In keeping with its promise to provide further guidance to the industry on the recent mortgage loan rules, the CFPB recently issued proposed clarifications and changes to the ability to repay/qualified mortgage rule and the servicing rules. Comments on the proposal will be due 30 days after it is published in the Federal Register.

The CFPB notes that it received questions that it does not plan to address because it believes that the questions are already answered by the final rules. One example of such a question provided by the CFPB is whether residual income considerations have any effect on the status of a qualified mortgage that is not a higher-priced loan under the safe harbor. The CFPB advised that it believes the rule is already clear that residual income is relevant only to rebutting the presumption of compliance for qualified mortgages that are higher-priced loans, and has no effect on the safe harbor status of qualified mortgages that are not higher-priced loans. Despite the CFPB’s belief that the rule is clear in this area, the industry would prefer to see greater clarity in the rule on what may and may not be raised in court or other forums with regard to both the safe harbor and rebuttable presumption for qualified mortgages.

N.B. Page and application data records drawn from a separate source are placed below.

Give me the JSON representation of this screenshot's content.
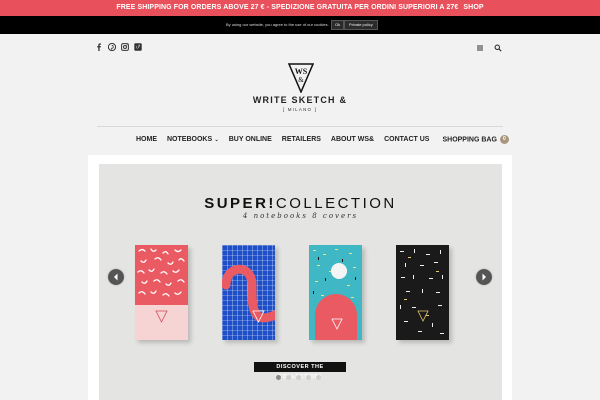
{
  "promo": {
    "text": "FREE SHIPPING FOR ORDERS ABOVE 27 € - SPEDIZIONE GRATUITA PER ORDINI SUPERIORI A 27€",
    "link": "SHOP"
  },
  "cookie": {
    "message": "By using our website, you agree to the use of our cookies.",
    "ok_label": "Ok",
    "policy_label": "Private policy"
  },
  "social_icons": [
    "facebook-icon",
    "pinterest-icon",
    "instagram-icon",
    "vimeo-icon"
  ],
  "utility_icons": [
    "menu-icon",
    "search-icon"
  ],
  "brand": {
    "logo_text": "WS&",
    "name": "WRITE SKETCH &",
    "subtitle": "[ MILANO ]"
  },
  "nav": {
    "items": [
      {
        "label": "HOME"
      },
      {
        "label": "NOTEBOOKS"
      },
      {
        "label": "BUY ONLINE"
      },
      {
        "label": "RETAILERS"
      },
      {
        "label": "ABOUT WS&"
      },
      {
        "label": "CONTACT US"
      }
    ],
    "bag_label": "SHOPPING BAG",
    "bag_count": "0"
  },
  "hero": {
    "title_bold": "SUPER!",
    "title_rest": "COLLECTION",
    "subtitle": "4 notebooks 8 covers",
    "cta": "DISCOVER THE COLLECTION!",
    "slides": 5,
    "active_slide": 1
  },
  "colors": {
    "promo": "#e8505b",
    "accent": "#a9967e",
    "book_pink": "#e8505b",
    "book_blue": "#1f4fc7",
    "book_teal": "#3fb7c4"
  }
}
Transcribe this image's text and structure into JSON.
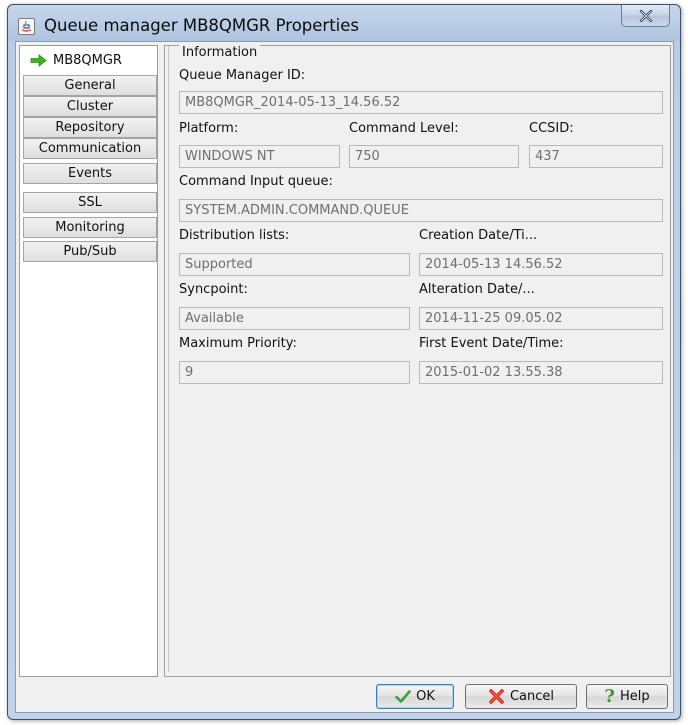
{
  "window": {
    "title": "Queue manager MB8QMGR Properties"
  },
  "nav": {
    "items": [
      {
        "label": "MB8QMGR",
        "selected": true
      },
      {
        "label": "General"
      },
      {
        "label": "Cluster"
      },
      {
        "label": "Repository"
      },
      {
        "label": "Communication"
      },
      {
        "label": "Events"
      },
      {
        "label": "SSL"
      },
      {
        "label": "Monitoring"
      },
      {
        "label": "Pub/Sub"
      }
    ]
  },
  "info": {
    "group_title": "Information",
    "qmgr_id_label": "Queue Manager ID:",
    "qmgr_id_value": "MB8QMGR_2014-05-13_14.56.52",
    "platform_label": "Platform:",
    "platform_value": "WINDOWS NT",
    "command_level_label": "Command Level:",
    "command_level_value": "750",
    "ccsid_label": "CCSID:",
    "ccsid_value": "437",
    "command_input_label": "Command Input queue:",
    "command_input_value": "SYSTEM.ADMIN.COMMAND.QUEUE",
    "dist_lists_label": "Distribution lists:",
    "dist_lists_value": "Supported",
    "creation_label": "Creation Date/Ti...",
    "creation_value": "2014-05-13 14.56.52",
    "syncpoint_label": "Syncpoint:",
    "syncpoint_value": "Available",
    "alteration_label": "Alteration Date/...",
    "alteration_value": "2014-11-25 09.05.02",
    "max_priority_label": "Maximum Priority:",
    "max_priority_value": "9",
    "first_event_label": "First Event Date/Time:",
    "first_event_value": "2015-01-02 13.55.38"
  },
  "buttons": {
    "ok": "OK",
    "cancel": "Cancel",
    "help": "Help"
  },
  "icons": {
    "title": "java-icon",
    "close": "close-icon",
    "nav_selected": "green-arrow-icon",
    "ok": "checkmark-icon",
    "cancel": "red-x-icon",
    "help": "question-mark-icon"
  },
  "colors": {
    "arrow_green": "#3cb521",
    "check_green": "#3aa33a",
    "cancel_red": "#d9281c",
    "help_green": "#3a9d2a"
  }
}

The proposal also includes clarifications and changes regarding the temporary qualified mortgage provisions for loans eligible for sale to Fannie Mae or Freddie Mac, including that a repurchase or indemnification demand, and even a resolution of a repurchase or indemnification demand, is not dispositive of qualified mortgage status. Whether the loan was eligible for sale to Fannie Mae or Freddie Mac would depend on the facts and circumstances.

The CFPB also proposes changes to the standards in Appendix Q, which provide guidance on the determination of a consumer’s debt and income for purposes of calculating whether the consumer satisfies the maximum 43% debt-to-income ratio applicable to the general qualified mortgage provisions. The proposed changes would address that Appendix Q is based on flexible underwriting standards that were not designed as a rigid debt-to-income rule, and simplify and clarify certain income determination obligations.

The CFPB also proposes to clarify that the mortgage servicing rules in Regulation X under the Real Estate Settlement Procedures Act do not create field preemption with regard to state servicing laws. Additionally, the CFPB clarifies the nature of the small servicer exemption and proposes technical revisions to the exemption. Please read more about the proposal in our e-alert.